**Nov 24.** Basic Concepts: data, populations, samples. Why learning statistics? Types of data and descriptive statistics.

[Lecture 1: Slides] [Lecture 1: R code]

- Chapter 1 of Baguley's book, available online.

- Variance vs. Mean Absolute Difference

- For curious people: Critique of Stevens's taxonomy of measurement scales (by Velleman and Wilkinson).

**Dec 1.** Discrete and continuous probability distributions: binomial, uniform, normal, log-normal, and chi-square.
The sampling distribution of a statistic. The Central Limit Theorem.

[Lecture 2: Slides] [Lecture 2: R code]

- R and Probability Distributions

- Chapter 2 of Baguley's book, available online.

- Lecture notes on the normal distribution and the Central Limit Theorem from MIT. The document also explains how to use histograms to plot distributions.

**Dec 8.** Confidence intervals (interpretation and construction). Monte Carlo simulations. Experimental design: independent groups, repeated measures.

[Lecture 3: Slides] [Lecture 3: R code] [R skeleton code for exercise]

**Dec 15.** Confidence intervals of non-normal distributions. Introduction to Null Hypothesis Significance Testing. Interpreting p-values.

[Lecture 4: Slides] [Lecture 4: R code]

**Jan 5.** Continuing on t-tests. Type I and Type II errors. Statistical power. Publication bias. P-hacking and criticisms of the NHST. Interaction effects. Multiple comparisons. Preregistration.

[Lecture 5: Slides] [Lecture 5: R code]

- Moving to a World Beyond “p < 0.05”. American Statistical Association, 2019.

- An article discussing several p-hacking methods and ways to avoid them.

- An article on the preregistration of HCI studies.

- An article discussing several p-hacking methods and ways to avoid them.

- An article on the preregistration of HCI studies.

**Jan 12.** Covariance and correlation.
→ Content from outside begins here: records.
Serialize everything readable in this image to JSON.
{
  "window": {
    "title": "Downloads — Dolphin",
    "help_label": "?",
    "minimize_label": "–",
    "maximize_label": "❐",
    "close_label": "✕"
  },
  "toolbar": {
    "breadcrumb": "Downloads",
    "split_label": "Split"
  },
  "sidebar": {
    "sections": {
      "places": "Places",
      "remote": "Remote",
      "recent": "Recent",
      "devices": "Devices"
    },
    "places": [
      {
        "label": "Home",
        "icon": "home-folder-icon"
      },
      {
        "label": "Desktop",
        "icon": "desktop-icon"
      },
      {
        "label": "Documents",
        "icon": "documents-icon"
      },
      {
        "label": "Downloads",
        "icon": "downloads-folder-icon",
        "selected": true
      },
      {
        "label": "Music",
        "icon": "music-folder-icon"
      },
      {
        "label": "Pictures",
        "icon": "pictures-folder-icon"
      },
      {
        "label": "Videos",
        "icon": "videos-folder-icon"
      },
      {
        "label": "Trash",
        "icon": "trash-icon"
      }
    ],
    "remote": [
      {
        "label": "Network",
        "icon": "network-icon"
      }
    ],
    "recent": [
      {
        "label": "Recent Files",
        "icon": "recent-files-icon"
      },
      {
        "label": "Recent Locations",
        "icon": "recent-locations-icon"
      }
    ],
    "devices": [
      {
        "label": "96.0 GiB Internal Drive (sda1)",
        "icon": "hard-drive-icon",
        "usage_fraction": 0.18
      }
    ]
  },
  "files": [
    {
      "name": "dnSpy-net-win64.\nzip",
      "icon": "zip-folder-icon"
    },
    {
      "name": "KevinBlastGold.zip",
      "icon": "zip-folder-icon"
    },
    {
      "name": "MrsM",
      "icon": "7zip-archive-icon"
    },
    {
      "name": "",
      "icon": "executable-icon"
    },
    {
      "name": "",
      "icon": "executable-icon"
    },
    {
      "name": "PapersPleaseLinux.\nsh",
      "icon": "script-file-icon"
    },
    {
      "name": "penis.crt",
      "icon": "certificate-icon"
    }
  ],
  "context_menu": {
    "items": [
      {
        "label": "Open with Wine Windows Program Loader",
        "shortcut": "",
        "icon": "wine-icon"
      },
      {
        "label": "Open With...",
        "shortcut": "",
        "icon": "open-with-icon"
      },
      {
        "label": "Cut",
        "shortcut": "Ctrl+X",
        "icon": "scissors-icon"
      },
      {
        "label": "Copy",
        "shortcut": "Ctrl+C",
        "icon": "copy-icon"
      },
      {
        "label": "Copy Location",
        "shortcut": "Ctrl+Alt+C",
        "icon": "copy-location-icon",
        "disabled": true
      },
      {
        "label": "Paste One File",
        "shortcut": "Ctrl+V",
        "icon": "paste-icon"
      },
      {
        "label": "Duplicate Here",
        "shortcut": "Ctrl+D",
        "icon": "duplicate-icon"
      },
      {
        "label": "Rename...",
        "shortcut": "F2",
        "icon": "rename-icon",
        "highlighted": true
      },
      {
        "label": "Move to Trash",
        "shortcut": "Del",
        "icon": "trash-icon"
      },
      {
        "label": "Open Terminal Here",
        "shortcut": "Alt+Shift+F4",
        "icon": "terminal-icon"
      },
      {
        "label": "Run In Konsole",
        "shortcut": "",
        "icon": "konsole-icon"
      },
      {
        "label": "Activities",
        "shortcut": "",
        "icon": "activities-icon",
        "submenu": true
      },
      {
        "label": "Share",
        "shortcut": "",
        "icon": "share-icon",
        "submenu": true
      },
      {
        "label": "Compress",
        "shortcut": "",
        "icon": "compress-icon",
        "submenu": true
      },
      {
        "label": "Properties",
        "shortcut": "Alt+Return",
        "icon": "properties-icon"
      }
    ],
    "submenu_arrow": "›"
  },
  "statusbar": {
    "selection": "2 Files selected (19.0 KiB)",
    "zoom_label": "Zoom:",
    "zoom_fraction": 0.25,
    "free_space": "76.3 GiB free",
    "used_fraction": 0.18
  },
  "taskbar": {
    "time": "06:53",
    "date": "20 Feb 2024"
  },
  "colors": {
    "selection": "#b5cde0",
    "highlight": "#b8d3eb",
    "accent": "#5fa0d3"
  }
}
Linear regression.

[Lecture 6: Slides] [Lecture 6: R code]

**Jan 19.** Final exam.

[Home exercises]